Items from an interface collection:

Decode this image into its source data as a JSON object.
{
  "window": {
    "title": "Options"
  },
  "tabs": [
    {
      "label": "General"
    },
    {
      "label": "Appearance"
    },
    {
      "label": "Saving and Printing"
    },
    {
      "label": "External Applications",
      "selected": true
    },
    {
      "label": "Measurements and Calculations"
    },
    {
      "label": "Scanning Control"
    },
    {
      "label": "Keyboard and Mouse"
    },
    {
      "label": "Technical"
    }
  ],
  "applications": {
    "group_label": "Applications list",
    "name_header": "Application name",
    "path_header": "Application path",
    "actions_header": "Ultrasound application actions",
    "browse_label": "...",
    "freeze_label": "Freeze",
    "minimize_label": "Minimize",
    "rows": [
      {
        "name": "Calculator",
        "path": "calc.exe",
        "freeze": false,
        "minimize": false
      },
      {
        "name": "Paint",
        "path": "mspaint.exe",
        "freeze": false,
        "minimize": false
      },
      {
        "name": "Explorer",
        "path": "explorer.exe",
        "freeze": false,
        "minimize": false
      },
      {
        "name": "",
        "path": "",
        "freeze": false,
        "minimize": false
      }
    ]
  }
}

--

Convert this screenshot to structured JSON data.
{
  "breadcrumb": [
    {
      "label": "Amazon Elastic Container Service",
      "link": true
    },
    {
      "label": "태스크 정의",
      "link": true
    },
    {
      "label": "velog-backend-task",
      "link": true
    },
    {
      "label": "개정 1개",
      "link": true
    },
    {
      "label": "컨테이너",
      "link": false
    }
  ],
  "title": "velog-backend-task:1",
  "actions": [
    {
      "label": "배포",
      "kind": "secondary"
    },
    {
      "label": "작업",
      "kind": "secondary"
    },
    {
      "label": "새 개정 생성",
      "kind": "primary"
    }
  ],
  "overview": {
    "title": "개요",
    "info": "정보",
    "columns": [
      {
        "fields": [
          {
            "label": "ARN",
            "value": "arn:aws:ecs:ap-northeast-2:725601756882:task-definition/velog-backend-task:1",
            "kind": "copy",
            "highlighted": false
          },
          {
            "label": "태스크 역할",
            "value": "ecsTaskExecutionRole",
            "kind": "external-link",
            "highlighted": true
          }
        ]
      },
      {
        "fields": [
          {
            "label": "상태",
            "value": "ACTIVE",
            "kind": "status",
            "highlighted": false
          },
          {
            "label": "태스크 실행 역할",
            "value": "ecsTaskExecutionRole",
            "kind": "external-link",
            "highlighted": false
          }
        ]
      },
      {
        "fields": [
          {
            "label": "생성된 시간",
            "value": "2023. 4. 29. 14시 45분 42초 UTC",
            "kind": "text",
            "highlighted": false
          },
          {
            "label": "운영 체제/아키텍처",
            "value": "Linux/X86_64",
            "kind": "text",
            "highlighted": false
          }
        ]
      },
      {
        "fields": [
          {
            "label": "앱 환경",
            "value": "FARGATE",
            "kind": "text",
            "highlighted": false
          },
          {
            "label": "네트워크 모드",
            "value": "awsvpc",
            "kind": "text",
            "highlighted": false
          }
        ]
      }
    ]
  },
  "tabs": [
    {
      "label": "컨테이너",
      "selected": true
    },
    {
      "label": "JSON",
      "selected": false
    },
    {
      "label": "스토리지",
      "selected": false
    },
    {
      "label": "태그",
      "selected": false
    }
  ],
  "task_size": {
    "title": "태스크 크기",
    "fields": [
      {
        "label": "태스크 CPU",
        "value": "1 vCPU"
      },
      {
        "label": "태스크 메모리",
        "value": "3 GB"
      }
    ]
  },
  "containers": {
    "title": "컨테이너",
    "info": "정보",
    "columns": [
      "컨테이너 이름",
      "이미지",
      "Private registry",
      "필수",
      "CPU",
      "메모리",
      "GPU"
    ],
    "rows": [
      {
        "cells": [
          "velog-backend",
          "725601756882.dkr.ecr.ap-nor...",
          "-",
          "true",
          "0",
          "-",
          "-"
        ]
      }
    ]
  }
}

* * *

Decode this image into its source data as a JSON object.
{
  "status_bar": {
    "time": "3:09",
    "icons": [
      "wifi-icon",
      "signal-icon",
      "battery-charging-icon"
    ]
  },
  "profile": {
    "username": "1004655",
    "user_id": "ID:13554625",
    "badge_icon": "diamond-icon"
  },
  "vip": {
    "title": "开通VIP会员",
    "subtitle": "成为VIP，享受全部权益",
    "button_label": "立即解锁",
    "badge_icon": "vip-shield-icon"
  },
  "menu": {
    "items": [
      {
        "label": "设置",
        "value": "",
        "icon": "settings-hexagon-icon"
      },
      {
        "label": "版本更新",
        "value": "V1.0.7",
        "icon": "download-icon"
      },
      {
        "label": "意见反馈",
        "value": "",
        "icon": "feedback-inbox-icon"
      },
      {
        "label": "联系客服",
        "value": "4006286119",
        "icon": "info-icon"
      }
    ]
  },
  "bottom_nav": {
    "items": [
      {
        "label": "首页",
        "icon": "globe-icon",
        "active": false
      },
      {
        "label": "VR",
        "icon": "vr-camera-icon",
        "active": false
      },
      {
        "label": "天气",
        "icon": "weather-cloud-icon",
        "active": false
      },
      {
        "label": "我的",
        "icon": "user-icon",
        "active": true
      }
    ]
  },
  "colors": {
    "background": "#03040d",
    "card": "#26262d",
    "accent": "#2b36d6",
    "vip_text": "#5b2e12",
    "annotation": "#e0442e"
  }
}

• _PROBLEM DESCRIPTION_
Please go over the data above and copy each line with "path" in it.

• _SOLUTION TO THIS PROBLEM_
    "path_header": "Application path",
        "path": "calc.exe",
        "path": "mspaint.exe",
        "path": "explorer.exe",
        "path": "",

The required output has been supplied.